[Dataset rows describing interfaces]
>>>>
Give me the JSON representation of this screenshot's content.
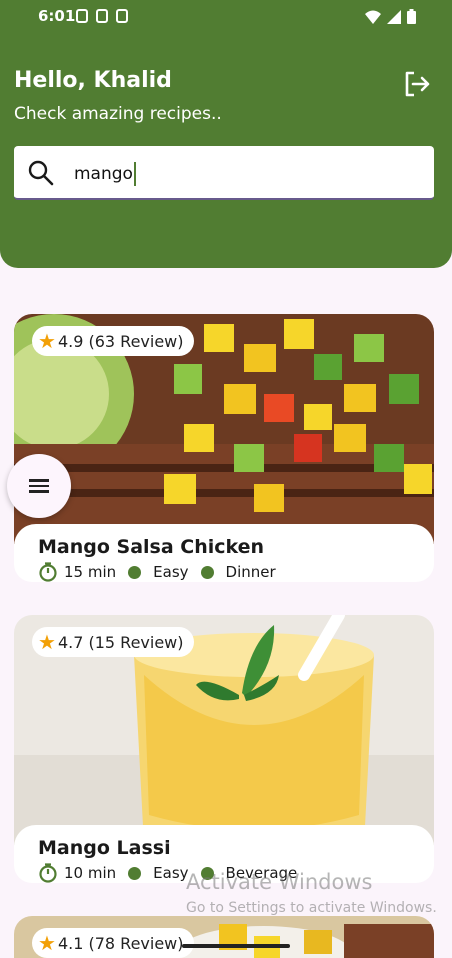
{
  "statusbar": {
    "time": "6:01"
  },
  "header": {
    "greeting": "Hello, Khalid",
    "subtitle": "Check amazing recipes..",
    "logout_icon": "logout-icon"
  },
  "search": {
    "value": "mango",
    "icon": "search-icon"
  },
  "colors": {
    "primary": "#517d32",
    "background": "#fbf4fb",
    "star": "#f2a007"
  },
  "recipes": [
    {
      "title": "Mango Salsa Chicken",
      "rating": "4.9",
      "reviews": "(63 Review)",
      "time": "15 min",
      "difficulty": "Easy",
      "category": "Dinner"
    },
    {
      "title": "Mango Lassi",
      "rating": "4.7",
      "reviews": "(15 Review)",
      "time": "10 min",
      "difficulty": "Easy",
      "category": "Beverage"
    },
    {
      "rating": "4.1",
      "reviews": "(78 Review)"
    }
  ],
  "watermark": {
    "line1": "Activate Windows",
    "line2": "Go to Settings to activate Windows."
  }
}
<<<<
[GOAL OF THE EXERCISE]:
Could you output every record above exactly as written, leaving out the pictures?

[OUTPUT FOR THIS EXERCISE]:
Give me the JSON representation of this screenshot's content.
{
  "statusbar": {
    "time": "6:01"
  },
  "header": {
    "greeting": "Hello, Khalid",
    "subtitle": "Check amazing recipes..",
    "logout_icon": "logout-icon"
  },
  "search": {
    "value": "mango",
    "icon": "search-icon"
  },
  "colors": {
    "primary": "#517d32",
    "background": "#fbf4fb",
    "star": "#f2a007"
  },
  "recipes": [
    {
      "title": "Mango Salsa Chicken",
      "rating": "4.9",
      "reviews": "(63 Review)",
      "time": "15 min",
      "difficulty": "Easy",
      "category": "Dinner"
    },
    {
      "title": "Mango Lassi",
      "rating": "4.7",
      "reviews": "(15 Review)",
      "time": "10 min",
      "difficulty": "Easy",
      "category": "Beverage"
    },
    {
      "rating": "4.1",
      "reviews": "(78 Review)"
    }
  ],
  "watermark": {
    "line1": "Activate Windows",
    "line2": "Go to Settings to activate Windows."
  }
}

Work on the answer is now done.